▸ Description of the task: Your answer should show every line of the material below that includes "this".

▸ Given information:
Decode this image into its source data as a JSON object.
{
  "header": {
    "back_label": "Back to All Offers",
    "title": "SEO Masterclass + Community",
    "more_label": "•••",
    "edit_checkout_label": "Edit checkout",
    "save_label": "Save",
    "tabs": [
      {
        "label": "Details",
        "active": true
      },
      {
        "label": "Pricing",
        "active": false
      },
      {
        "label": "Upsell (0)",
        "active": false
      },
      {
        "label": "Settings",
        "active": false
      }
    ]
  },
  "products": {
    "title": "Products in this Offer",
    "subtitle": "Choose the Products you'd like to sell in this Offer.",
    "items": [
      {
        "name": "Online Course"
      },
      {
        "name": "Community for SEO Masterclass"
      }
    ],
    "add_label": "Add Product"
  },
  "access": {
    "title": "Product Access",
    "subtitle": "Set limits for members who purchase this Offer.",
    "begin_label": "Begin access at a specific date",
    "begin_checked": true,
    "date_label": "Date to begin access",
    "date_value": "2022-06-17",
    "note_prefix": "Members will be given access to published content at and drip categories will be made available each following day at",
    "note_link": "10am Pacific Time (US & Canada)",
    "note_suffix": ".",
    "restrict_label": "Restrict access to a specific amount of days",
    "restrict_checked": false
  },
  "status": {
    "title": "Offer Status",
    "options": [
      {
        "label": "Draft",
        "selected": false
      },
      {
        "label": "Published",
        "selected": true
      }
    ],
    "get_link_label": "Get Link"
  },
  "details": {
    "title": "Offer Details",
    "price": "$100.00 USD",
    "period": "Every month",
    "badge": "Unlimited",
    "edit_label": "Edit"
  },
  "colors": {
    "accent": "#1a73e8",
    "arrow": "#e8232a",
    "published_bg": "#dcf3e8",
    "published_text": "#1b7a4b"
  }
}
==
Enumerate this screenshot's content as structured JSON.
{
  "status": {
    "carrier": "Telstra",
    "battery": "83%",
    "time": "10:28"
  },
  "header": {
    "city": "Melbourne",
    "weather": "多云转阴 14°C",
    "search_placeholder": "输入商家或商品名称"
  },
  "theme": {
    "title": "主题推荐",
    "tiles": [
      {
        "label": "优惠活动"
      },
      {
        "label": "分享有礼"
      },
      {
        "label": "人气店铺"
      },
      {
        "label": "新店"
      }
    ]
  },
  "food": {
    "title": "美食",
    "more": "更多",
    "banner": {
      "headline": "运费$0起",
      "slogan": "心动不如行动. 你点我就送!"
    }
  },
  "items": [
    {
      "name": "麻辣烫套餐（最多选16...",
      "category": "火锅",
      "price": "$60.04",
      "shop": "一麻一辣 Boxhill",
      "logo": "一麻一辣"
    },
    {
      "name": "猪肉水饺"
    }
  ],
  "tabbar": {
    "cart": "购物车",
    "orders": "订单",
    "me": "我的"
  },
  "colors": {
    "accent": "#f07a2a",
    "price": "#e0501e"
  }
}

▸ Problem solution:
Decode this image into its source data as a JSON object.
    "title": "Products in this Offer",
    "subtitle": "Choose the Products you'd like to sell in this Offer.",
    "subtitle": "Set limits for members who purchase this Offer.",
Enumerate this screenshot's content as structured JSON.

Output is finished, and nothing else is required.